[DATA SHOWN — start]

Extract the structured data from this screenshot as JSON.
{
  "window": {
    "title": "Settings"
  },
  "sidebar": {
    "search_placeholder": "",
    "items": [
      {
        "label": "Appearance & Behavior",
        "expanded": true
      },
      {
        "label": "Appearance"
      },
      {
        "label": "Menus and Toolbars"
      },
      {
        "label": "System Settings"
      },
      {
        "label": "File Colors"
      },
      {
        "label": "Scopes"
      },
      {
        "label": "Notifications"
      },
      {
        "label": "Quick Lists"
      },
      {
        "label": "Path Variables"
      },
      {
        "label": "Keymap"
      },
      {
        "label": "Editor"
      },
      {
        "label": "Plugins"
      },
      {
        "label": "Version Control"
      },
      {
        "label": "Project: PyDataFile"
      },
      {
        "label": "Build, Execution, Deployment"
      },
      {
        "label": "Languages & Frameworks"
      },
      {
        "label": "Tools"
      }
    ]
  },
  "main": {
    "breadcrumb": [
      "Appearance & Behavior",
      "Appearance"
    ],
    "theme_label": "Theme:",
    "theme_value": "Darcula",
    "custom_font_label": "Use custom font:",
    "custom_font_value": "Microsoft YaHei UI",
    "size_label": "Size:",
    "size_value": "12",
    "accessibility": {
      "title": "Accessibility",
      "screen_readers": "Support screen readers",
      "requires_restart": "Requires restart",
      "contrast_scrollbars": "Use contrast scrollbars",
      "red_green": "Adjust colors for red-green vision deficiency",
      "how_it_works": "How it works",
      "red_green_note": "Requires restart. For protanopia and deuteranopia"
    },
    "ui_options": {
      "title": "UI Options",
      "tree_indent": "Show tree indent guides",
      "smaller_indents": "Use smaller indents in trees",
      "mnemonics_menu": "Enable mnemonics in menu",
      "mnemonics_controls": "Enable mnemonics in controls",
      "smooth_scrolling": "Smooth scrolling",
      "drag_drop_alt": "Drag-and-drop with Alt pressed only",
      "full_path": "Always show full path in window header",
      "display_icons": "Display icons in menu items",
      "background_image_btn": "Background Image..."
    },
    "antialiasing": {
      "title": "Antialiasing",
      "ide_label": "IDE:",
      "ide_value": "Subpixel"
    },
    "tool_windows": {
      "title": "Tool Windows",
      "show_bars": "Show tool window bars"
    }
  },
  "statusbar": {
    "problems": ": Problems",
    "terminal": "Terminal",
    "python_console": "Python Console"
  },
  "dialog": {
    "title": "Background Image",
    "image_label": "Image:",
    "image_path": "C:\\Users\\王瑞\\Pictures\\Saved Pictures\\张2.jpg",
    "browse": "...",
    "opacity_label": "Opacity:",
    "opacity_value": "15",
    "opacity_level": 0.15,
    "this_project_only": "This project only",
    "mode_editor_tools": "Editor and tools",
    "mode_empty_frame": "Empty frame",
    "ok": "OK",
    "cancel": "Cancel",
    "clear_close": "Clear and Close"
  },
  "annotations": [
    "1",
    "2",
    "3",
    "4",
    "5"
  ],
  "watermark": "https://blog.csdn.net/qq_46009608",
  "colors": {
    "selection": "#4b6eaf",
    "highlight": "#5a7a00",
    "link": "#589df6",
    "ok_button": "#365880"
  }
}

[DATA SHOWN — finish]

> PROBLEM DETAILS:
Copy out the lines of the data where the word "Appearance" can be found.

> TASK OUTPUT:
        "label": "Appearance & Behavior",
        "label": "Appearance"
      "Appearance & Behavior",
      "Appearance"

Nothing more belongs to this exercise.